The mask exhibit at the Venice Art Mask Factory contains the most diverse and exquisite collection of Venetian masks. The display of styles and colors is enough to immediately transport you to the atmosphere of the Venice Carnevale! But, here we are in Shkodër, where the passion, creative genius and business acumen of Edmond Angoni has enabled the creation of one of the most important mask factories in the world!
The sheer originality and quality of these works, in addition to the fact that each mask is treated as a unique work of art, has contributed to this factory’s increase in worldwide popularity. The brand includes eight shops in Venice and one in Las Vegas. In addition, the factory supplies luxury shops from Dubai all the way to Australia. Today, Angoni’s factory has become a global empire!
Visitors of the shop always ask Angoni how long it takes him to complete a mask and he always gives the same reply: “It takes me 20 years,” states Angoni with a chuckle, confirming his success was built on hard work and a long experience. This experience has led him to reach a high level of perfectionism in his works. In fact, he constantly gauges his market’s preferences and keeps an eye out for up and coming industry trends. It seems that the year 1997 is a distant thing of the past! This was the year that Angoni, upon his return to Albania from years in emigration, began to play around with masks, a passion which arose from his long stay in Venice as well as from his love of art, sculpture and all things beautiful.
Among the famous masks of Bauta, Arlecchino, Kolombina and many other characters of the famous theater Comedy of Art (Commedia dell’arte), Angon has a hard time picking his favorite. We ask him about the Plague Doctor, the mask borne out of the doctors’ necessity to wear masks as they treated plague patients. The mask’s most recognizable feature is its long beak, designed to keep the doctor at a safe distance from infected patients. A fascinating element is that aromatic herbs were strategically placed inside the beak to counterbalance unpleasant odors. The masks became an important part of the carnival long after the bubonic plague vanished, as a reminder to all participants that death is also a part of festivities.
The factory offers more than 1700 distinct models and produces more than thirty thousand masks annually. “Venice is the world’s stage,” claims Angoni, “and I would like for each and every one of its characters to find an ideal mask!” The varied price points of all his products reflect this kind of philosophy. These masterpieces are indeed affordable to most people!

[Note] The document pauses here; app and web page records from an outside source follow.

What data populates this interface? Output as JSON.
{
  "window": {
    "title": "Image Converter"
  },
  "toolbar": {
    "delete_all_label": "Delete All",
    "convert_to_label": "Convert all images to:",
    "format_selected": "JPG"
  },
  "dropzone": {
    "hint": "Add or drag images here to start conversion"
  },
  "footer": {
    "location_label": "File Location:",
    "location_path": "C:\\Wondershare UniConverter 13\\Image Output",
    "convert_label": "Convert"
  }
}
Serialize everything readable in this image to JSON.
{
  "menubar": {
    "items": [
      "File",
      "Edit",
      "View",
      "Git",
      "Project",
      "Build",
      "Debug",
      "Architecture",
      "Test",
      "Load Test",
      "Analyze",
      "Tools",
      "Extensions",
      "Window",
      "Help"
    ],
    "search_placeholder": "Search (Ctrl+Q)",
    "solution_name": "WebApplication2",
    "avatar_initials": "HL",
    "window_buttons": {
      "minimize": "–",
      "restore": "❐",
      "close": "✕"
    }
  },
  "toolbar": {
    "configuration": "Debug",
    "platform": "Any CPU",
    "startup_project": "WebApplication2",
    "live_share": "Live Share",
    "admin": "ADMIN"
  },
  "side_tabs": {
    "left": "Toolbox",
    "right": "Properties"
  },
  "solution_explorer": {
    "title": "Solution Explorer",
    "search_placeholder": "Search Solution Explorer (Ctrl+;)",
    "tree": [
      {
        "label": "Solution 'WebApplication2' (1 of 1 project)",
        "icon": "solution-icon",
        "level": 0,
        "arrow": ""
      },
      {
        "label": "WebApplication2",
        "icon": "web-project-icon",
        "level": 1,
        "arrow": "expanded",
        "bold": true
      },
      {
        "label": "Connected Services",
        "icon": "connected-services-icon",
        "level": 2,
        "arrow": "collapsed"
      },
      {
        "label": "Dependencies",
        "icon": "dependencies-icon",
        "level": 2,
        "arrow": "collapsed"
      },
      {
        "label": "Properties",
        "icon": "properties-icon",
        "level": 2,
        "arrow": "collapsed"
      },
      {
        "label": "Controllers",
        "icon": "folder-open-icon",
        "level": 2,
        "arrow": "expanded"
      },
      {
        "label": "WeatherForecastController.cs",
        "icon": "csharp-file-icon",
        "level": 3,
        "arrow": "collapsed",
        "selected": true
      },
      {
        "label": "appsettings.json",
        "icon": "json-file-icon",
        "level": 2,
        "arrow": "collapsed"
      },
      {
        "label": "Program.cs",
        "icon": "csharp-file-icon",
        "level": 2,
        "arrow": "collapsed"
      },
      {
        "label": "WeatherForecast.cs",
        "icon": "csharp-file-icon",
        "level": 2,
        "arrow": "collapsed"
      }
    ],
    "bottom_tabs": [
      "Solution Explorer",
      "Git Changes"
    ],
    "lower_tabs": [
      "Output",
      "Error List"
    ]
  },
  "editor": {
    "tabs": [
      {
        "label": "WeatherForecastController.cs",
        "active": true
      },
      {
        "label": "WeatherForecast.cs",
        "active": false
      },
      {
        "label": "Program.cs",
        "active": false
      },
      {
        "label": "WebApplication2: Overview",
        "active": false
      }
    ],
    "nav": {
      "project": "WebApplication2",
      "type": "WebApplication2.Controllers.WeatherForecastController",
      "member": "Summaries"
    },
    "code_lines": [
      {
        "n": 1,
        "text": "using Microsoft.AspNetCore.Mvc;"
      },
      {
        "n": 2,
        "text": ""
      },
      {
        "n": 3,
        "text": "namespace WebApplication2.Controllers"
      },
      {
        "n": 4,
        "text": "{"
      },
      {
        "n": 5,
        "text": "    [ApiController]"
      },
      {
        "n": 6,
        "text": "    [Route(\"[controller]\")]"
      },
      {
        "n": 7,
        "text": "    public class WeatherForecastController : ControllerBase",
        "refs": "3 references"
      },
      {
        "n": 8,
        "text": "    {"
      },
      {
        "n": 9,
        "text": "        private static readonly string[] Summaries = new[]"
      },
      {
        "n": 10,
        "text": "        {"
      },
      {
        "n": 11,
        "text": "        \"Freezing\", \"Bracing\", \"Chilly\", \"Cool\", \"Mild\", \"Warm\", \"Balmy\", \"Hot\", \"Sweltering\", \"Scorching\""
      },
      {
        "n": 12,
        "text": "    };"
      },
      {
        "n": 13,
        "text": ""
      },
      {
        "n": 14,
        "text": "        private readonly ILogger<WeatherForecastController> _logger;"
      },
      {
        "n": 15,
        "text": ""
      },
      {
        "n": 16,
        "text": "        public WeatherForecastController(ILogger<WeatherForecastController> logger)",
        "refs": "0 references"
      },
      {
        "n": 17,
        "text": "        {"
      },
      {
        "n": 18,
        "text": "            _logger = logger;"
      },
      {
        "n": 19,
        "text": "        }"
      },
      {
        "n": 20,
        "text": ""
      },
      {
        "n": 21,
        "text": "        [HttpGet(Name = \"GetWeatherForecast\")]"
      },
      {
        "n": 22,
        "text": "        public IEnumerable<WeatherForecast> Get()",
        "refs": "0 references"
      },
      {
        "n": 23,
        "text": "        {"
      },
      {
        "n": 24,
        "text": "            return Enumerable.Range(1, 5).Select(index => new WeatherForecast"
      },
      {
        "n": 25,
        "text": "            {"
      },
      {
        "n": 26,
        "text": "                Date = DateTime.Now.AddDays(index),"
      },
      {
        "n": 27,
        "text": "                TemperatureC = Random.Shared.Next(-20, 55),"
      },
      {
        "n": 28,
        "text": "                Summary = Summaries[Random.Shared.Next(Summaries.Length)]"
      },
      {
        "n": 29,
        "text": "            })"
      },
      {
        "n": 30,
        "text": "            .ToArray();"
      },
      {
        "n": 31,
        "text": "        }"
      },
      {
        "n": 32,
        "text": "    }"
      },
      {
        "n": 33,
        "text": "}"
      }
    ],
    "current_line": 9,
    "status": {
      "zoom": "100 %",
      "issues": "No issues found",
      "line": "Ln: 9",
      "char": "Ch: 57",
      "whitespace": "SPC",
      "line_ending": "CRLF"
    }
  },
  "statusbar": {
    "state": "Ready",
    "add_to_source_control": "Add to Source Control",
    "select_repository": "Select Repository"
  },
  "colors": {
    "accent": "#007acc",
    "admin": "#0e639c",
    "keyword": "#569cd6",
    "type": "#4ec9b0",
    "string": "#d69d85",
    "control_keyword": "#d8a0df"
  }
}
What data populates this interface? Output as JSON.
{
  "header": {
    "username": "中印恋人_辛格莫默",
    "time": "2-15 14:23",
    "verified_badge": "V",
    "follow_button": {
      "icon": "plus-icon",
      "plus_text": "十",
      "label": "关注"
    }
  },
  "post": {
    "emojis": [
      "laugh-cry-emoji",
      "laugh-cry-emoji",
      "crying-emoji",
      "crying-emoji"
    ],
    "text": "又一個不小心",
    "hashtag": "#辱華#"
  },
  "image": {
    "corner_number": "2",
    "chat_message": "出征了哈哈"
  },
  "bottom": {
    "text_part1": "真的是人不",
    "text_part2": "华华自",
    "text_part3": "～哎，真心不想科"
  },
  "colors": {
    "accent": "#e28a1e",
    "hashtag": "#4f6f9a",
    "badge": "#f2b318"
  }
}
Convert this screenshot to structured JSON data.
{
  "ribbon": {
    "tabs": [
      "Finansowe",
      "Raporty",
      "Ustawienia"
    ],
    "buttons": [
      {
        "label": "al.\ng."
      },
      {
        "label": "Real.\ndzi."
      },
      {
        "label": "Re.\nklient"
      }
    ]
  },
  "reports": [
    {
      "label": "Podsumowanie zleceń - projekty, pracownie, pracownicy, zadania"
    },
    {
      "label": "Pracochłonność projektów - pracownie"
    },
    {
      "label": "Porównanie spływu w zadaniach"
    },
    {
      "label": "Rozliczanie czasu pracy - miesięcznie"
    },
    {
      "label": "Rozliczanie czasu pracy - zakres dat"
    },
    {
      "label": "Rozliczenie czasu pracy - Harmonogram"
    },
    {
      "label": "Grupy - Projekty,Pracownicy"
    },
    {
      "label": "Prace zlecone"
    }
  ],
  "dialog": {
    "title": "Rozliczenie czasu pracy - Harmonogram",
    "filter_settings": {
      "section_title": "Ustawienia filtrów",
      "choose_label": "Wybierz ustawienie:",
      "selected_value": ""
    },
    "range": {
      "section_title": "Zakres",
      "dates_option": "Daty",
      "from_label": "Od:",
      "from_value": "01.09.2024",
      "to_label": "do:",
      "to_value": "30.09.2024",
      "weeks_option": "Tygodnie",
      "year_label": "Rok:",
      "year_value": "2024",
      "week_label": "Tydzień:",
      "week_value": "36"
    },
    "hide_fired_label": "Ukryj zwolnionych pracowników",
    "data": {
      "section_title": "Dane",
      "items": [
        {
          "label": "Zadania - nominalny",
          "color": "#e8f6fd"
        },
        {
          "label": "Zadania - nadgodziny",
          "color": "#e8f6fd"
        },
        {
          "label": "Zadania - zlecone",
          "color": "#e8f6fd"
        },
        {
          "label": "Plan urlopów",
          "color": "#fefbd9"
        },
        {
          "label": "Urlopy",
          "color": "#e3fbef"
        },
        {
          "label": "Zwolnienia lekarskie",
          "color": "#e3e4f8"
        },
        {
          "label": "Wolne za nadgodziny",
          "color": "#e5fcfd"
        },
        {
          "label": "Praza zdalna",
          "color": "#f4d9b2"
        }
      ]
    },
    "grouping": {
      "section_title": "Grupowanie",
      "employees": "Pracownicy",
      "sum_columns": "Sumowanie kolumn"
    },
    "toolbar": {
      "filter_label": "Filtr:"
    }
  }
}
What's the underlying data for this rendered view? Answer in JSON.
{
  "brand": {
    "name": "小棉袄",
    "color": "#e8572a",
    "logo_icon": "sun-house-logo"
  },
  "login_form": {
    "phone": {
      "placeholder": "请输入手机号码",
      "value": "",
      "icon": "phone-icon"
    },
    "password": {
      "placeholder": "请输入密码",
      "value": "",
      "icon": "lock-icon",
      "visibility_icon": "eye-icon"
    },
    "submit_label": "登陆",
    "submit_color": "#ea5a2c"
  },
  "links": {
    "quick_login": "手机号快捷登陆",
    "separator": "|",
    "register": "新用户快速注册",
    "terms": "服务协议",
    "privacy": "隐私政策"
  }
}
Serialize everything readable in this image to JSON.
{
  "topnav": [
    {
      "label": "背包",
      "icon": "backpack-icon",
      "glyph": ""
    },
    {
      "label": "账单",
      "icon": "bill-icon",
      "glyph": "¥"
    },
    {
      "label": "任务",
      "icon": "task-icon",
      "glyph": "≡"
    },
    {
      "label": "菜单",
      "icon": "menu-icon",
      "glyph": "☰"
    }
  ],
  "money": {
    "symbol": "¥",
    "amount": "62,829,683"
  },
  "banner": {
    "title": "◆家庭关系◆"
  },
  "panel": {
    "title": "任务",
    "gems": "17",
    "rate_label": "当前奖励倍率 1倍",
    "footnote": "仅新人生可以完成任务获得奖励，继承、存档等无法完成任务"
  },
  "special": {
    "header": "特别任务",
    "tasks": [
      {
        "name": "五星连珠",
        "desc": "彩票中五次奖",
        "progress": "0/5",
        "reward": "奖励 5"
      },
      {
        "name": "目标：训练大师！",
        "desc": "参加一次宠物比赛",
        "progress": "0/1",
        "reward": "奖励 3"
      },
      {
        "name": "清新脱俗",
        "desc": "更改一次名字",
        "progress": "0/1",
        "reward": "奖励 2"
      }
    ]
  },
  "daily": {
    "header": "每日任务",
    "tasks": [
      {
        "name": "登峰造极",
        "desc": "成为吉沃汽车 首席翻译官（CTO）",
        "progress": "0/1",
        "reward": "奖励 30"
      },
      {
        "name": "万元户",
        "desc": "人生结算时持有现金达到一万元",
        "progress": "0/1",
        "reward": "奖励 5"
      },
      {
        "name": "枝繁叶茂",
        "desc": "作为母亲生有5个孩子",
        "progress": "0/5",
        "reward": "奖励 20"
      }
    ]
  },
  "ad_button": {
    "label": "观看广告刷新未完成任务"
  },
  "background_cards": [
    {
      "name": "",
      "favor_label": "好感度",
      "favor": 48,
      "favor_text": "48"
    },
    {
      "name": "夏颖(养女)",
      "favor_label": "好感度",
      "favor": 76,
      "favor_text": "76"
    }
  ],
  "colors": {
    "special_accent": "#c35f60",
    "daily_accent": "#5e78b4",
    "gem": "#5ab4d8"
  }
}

Similar to the iconic slanted eyes in Modigliani’s portraits, the masks await their perfect match to fill in the empty eye slots and make them come alive. Clearly, the sense of freedom found behind masks is what draws people to them. In fact, the Venice Carnival owes much of its popularity to this precise phenomenon. These festivities historically offered people a chance to embody someone new and enjoy life free of societal constraints.